Wednesday, June 15, 2011

Florence, Paris, London, Elbow

Photo by Michael Prince

The past several months have been a bit of a blur, focused (or I guess if it's a blur it would be a sort of an unfocused-focused) on The Book. The book, the book, the book. You know, The Underside of Joy? Yes, that book. So when the opportunity to travel in Europe with my son, Michael, came up, I jumped. I mean, how many times is your 20-year-old son at least seemingly excited to travel with you? And what are the chances it will happen again?

Granted, he had been hoofing it across Europe with his friend for a month after their semester studying abroad ended, staying in youth hostels, counting every Euro. So it may not have been only my company he was thinking of. Who cares? Yes! I'd love to meet you in Florence. I'd love to get away from thinking obsessively about the book and spend some mother/son bonding time exploring incredible cities.

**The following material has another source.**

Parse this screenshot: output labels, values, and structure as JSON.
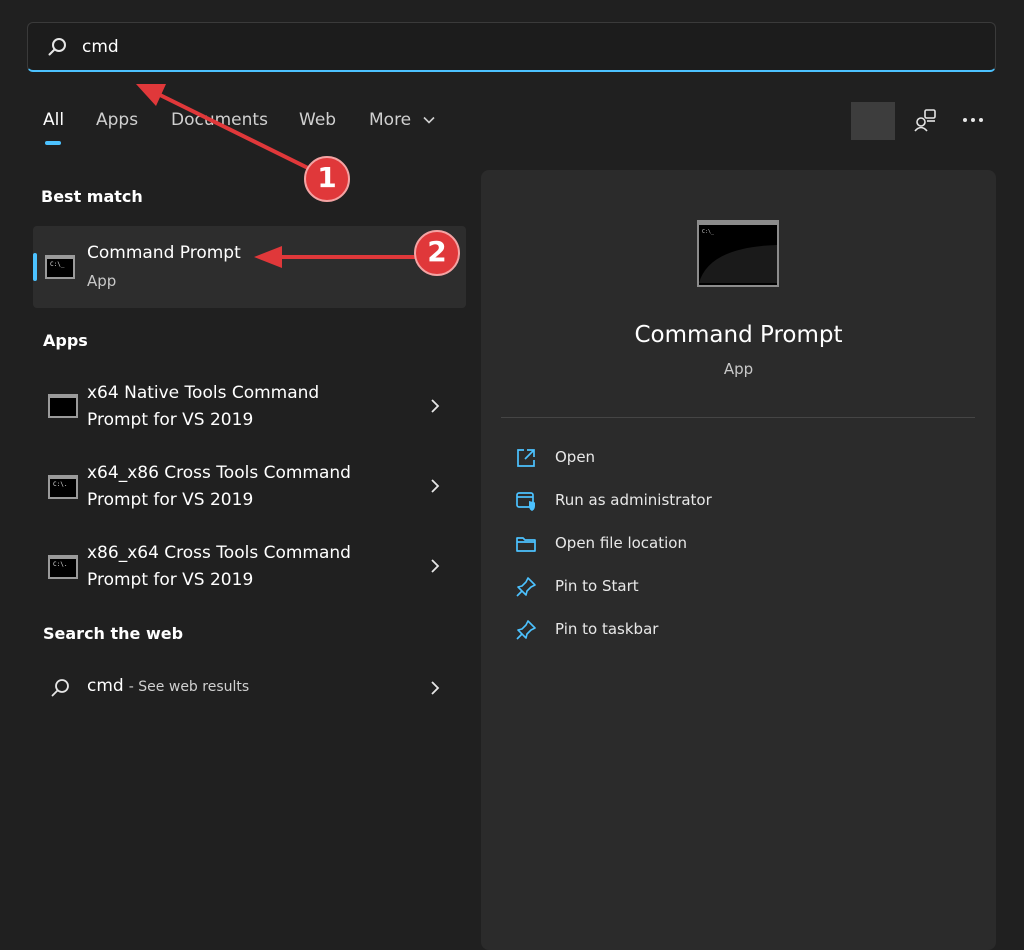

The ol' book can wait, right? Ella Beene and the town of Elbow will still be here, waiting when I return. But of course! Andiamo!

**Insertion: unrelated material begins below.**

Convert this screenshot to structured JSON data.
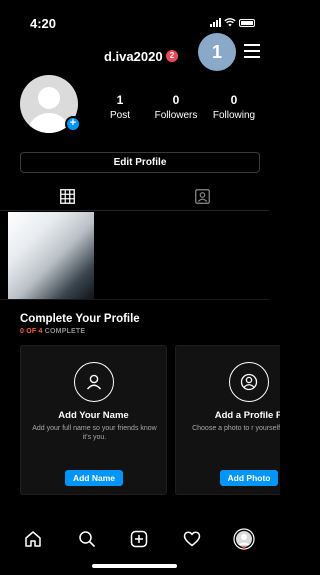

Although Michael had been in Florence for four months, he hadn't yet climbed to the top of the Duomo to gaze out at that gorgeous red sea of rooftops. So that is one of the first things we did.

In Paris, we made the pilgrimage to that famous bookstore on the Left Bank, Shakespeare & Company, a newer version of the one Sylvia Beach started, where Hemingway and friends hung out. My kind of store, where old shelves and every nook and cranny are crammed full of books both used and new. So many books, so little time. How does one choose? Ah, but when your mother, l'auteure, is standing over you with her camera? Not so difficult.

And what is Paris without a stop at the Eiffel Tower? It's so commanding, so captivating, especially at night with its multitude of lights -- that giant, glittering pathway to the heavens. Nearly impossible to look away.

Nearly, but not quite.

Our final stop was London. Land of Harry Potter. The first book that grabbed my little boy and would not let him go.

Move over, Harry. He's mine now.